* WORK INSTRUCTIONS: Output each line of the data below exactly, omitting any image.

* TASK MATERIAL:

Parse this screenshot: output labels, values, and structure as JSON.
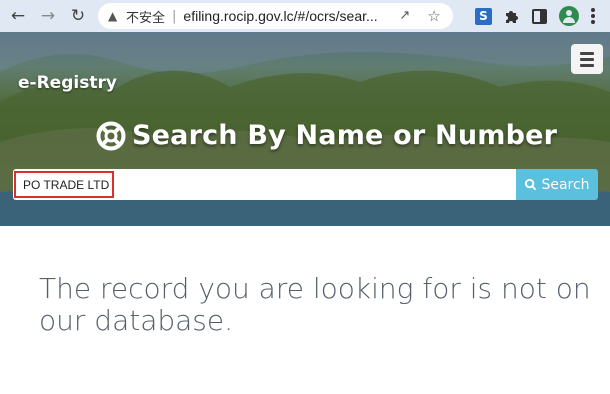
{
  "browser": {
    "insecure_label": "不安全",
    "separator": "|",
    "url": "efiling.rocip.gov.lc/#/ocrs/sear...",
    "extension_letter": "S"
  },
  "header": {
    "brand": "e-Registry"
  },
  "hero": {
    "heading": "Search By Name or Number"
  },
  "search": {
    "value": "PO TRADE LTD",
    "button_label": "Search"
  },
  "result": {
    "message": "The record you are looking for is not on our database."
  },
  "colors": {
    "search_button": "#5bc0de",
    "highlight_border": "#d9302d",
    "message_text": "#555f6b"
  }
}
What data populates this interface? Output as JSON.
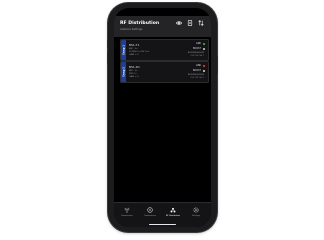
{
  "header": {
    "title": "RF Distribution",
    "subtitle": "Antenna Settings"
  },
  "cards": [
    {
      "tab": "Group 1",
      "name": "BS1-T1",
      "lines": [
        "ANT  -3+",
        "POWER  On      5W  10+",
        "GAIN  +  5"
      ],
      "status": "LINK",
      "status_color": "#34c759",
      "mode": "BOOST",
      "detail_1": "ANTENNA ASSIGN",
      "detail_2": "Ch2  Ch3  Ch4  1"
    },
    {
      "tab": "Group 2",
      "name": "BS1-R1",
      "lines": [
        "ANT  -3+",
        "MIX  On",
        "GAIN  +  5"
      ],
      "status": "LINK",
      "status_color": "#ff3b30",
      "mode": "BOOST",
      "detail_1": "ANTENNA ASSIGN",
      "detail_2": "Ch1  Ch2  Ch3  1"
    }
  ],
  "tabbar": {
    "items": [
      {
        "label": "Frequencies",
        "icon": "antenna-icon"
      },
      {
        "label": "Transmitters",
        "icon": "transmitter-icon"
      },
      {
        "label": "RF Distribution",
        "icon": "rf-distribution-icon"
      },
      {
        "label": "Settings",
        "icon": "settings-icon"
      }
    ],
    "active_index": 2
  },
  "colors": {
    "group_tab": "#1f3d9c",
    "link_ok": "#34c759",
    "link_alert": "#ff3b30"
  }
}
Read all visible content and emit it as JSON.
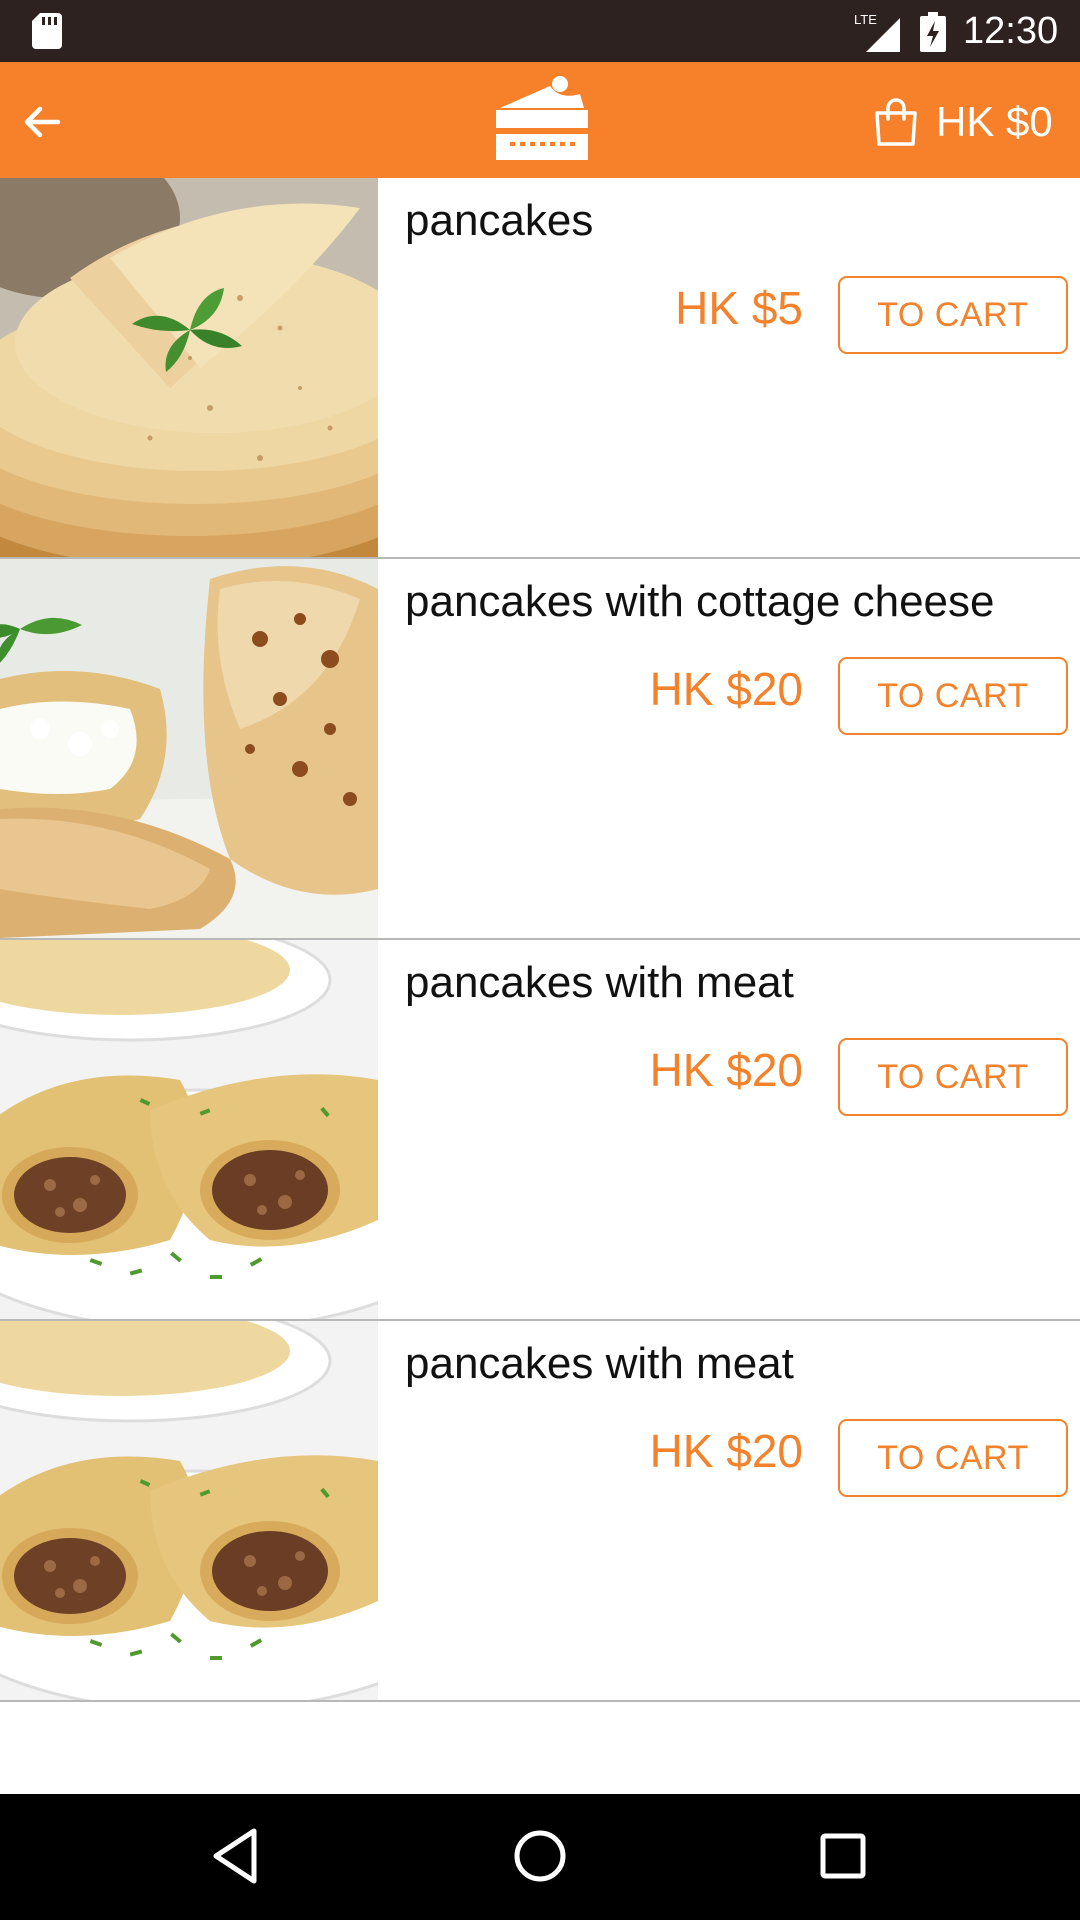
{
  "status_bar": {
    "time": "12:30",
    "network": "LTE",
    "icons": [
      "sd-card-icon",
      "signal-icon",
      "battery-charging-icon"
    ]
  },
  "app_bar": {
    "back_icon": "arrow-left-icon",
    "logo_icon": "cake-slice-icon",
    "cart_icon": "shopping-bag-icon",
    "cart_total": "HK $0"
  },
  "colors": {
    "primary": "#f6812a",
    "price": "#f2822c",
    "status_bar": "#2e2220",
    "nav_bar": "#000000"
  },
  "products": [
    {
      "name": "pancakes",
      "price": "HK $5",
      "button_label": "TO CART",
      "image": "stacked-crepes-with-mint"
    },
    {
      "name": "pancakes with cottage cheese",
      "price": "HK $20",
      "button_label": "TO CART",
      "image": "crepes-with-cottage-cheese"
    },
    {
      "name": "pancakes with meat",
      "price": "HK $20",
      "button_label": "TO CART",
      "image": "crepes-with-minced-meat"
    },
    {
      "name": "pancakes with meat",
      "price": "HK $20",
      "button_label": "TO CART",
      "image": "crepes-with-minced-meat"
    }
  ],
  "nav_bar": {
    "icons": [
      "back-triangle-icon",
      "home-circle-icon",
      "recents-square-icon"
    ]
  }
}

* RESULT OF THIS EXERCISE:
Parse this screenshot: output labels, values, and structure as JSON.
{
  "browser": {
    "insecure_label": "不安全",
    "separator": "|",
    "url": "efiling.rocip.gov.lc/#/ocrs/sear...",
    "extension_letter": "S"
  },
  "header": {
    "brand": "e-Registry"
  },
  "hero": {
    "heading": "Search By Name or Number"
  },
  "search": {
    "value": "PO TRADE LTD",
    "button_label": "Search"
  },
  "result": {
    "message": "The record you are looking for is not on our database."
  },
  "colors": {
    "search_button": "#5bc0de",
    "highlight_border": "#d9302d",
    "message_text": "#555f6b"
  }
}
What data populates this interface? Output as JSON.
{
  "header": {
    "title": "RF Distribution",
    "subtitle": "Antenna Settings"
  },
  "cards": [
    {
      "tab": "Group 1",
      "name": "BS1-T1",
      "lines": [
        "ANT  -3+",
        "POWER  On      5W  10+",
        "GAIN  +  5"
      ],
      "status": "LINK",
      "status_color": "#34c759",
      "mode": "BOOST",
      "detail_1": "ANTENNA ASSIGN",
      "detail_2": "Ch2  Ch3  Ch4  1"
    },
    {
      "tab": "Group 2",
      "name": "BS1-R1",
      "lines": [
        "ANT  -3+",
        "MIX  On",
        "GAIN  +  5"
      ],
      "status": "LINK",
      "status_color": "#ff3b30",
      "mode": "BOOST",
      "detail_1": "ANTENNA ASSIGN",
      "detail_2": "Ch1  Ch2  Ch3  1"
    }
  ],
  "tabbar": {
    "items": [
      {
        "label": "Frequencies",
        "icon": "antenna-icon"
      },
      {
        "label": "Transmitters",
        "icon": "transmitter-icon"
      },
      {
        "label": "RF Distribution",
        "icon": "rf-distribution-icon"
      },
      {
        "label": "Settings",
        "icon": "settings-icon"
      }
    ],
    "active_index": 2
  },
  "colors": {
    "group_tab": "#1f3d9c",
    "link_ok": "#34c759",
    "link_alert": "#ff3b30"
  }
}
Read all visible content and emit it as JSON.
{
  "status_bar": {
    "time": "12:30",
    "network": "LTE",
    "icons": [
      "sd-card-icon",
      "signal-icon",
      "battery-charging-icon"
    ]
  },
  "app_bar": {
    "back_icon": "arrow-left-icon",
    "logo_icon": "cake-slice-icon",
    "cart_icon": "shopping-bag-icon",
    "cart_total": "HK $0"
  },
  "colors": {
    "primary": "#f6812a",
    "price": "#f2822c",
    "status_bar": "#2e2220",
    "nav_bar": "#000000"
  },
  "products": [
    {
      "name": "pancakes",
      "price": "HK $5",
      "button_label": "TO CART",
      "image": "stacked-crepes-with-mint"
    },
    {
      "name": "pancakes with cottage cheese",
      "price": "HK $20",
      "button_label": "TO CART",
      "image": "crepes-with-cottage-cheese"
    },
    {
      "name": "pancakes with meat",
      "price": "HK $20",
      "button_label": "TO CART",
      "image": "crepes-with-minced-meat"
    },
    {
      "name": "pancakes with meat",
      "price": "HK $20",
      "button_label": "TO CART",
      "image": "crepes-with-minced-meat"
    }
  ],
  "nav_bar": {
    "icons": [
      "back-triangle-icon",
      "home-circle-icon",
      "recents-square-icon"
    ]
  }
}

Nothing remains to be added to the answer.